■ **Required work**
Search the data for the word "desc" and copy every line that contains it.

■ **Data for processing**
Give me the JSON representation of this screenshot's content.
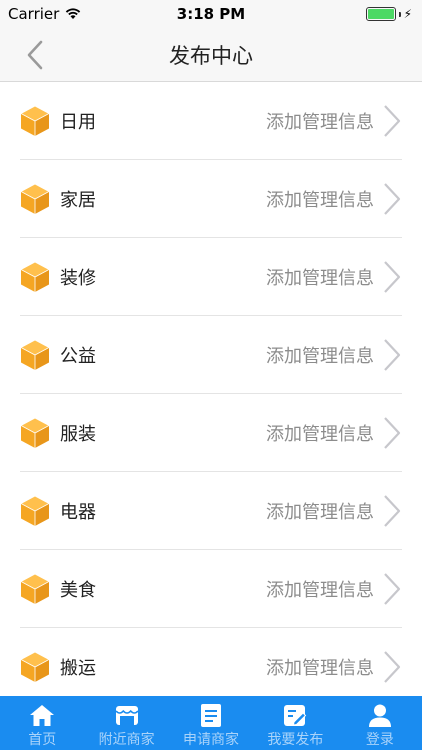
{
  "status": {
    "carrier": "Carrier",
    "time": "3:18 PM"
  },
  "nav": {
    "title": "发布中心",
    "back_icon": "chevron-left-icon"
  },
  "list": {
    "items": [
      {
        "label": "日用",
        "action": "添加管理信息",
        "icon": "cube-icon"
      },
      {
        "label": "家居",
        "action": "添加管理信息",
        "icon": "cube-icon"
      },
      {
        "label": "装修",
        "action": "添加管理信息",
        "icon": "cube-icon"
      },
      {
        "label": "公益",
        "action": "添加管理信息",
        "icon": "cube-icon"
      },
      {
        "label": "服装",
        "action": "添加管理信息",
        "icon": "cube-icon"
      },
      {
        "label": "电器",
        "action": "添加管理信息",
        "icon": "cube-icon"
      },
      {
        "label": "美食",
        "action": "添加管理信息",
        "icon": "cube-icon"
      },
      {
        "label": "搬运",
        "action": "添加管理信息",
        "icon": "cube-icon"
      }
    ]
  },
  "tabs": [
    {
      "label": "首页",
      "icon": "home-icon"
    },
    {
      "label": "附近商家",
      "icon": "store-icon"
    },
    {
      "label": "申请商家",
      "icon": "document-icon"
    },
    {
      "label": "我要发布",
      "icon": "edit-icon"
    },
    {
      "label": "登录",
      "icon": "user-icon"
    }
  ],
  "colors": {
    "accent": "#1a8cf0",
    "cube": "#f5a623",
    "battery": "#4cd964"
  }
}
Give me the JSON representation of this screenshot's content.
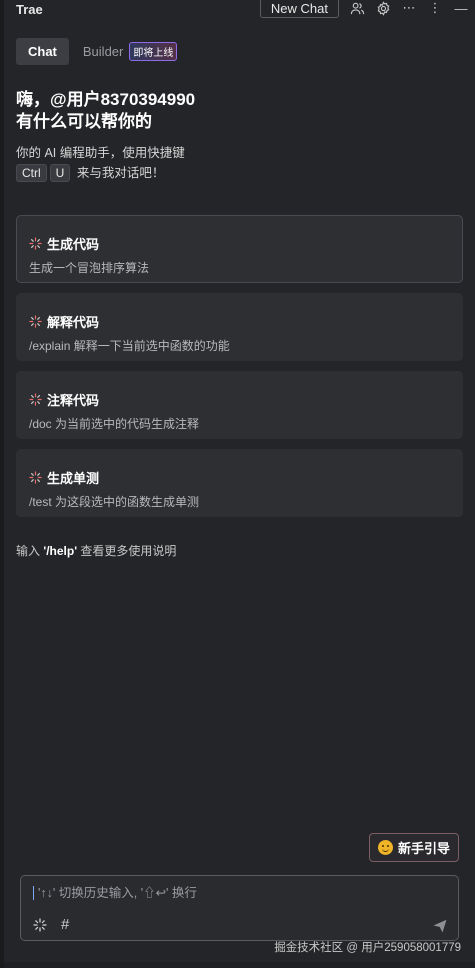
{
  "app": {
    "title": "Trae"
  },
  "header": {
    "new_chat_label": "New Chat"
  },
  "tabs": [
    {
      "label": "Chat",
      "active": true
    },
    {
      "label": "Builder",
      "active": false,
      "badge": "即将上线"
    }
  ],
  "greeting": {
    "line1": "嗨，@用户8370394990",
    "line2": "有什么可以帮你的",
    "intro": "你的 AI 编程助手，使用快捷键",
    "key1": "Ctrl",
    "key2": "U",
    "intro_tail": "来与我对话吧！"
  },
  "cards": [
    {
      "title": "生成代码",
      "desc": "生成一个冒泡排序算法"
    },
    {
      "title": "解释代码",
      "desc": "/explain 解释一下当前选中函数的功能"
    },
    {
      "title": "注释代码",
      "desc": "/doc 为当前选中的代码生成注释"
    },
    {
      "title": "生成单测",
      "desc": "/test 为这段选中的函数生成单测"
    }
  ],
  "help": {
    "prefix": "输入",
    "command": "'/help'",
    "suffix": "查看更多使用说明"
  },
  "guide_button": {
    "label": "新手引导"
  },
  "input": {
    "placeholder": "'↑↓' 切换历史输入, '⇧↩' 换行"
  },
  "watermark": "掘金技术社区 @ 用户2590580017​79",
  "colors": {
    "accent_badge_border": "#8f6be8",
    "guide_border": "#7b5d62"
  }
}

■ **Task result**
      "desc": "生成一个冒泡排序算法"
      "desc": "/explain 解释一下当前选中函数的功能"
      "desc": "/doc 为当前选中的代码生成注释"
      "desc": "/test 为这段选中的函数生成单测"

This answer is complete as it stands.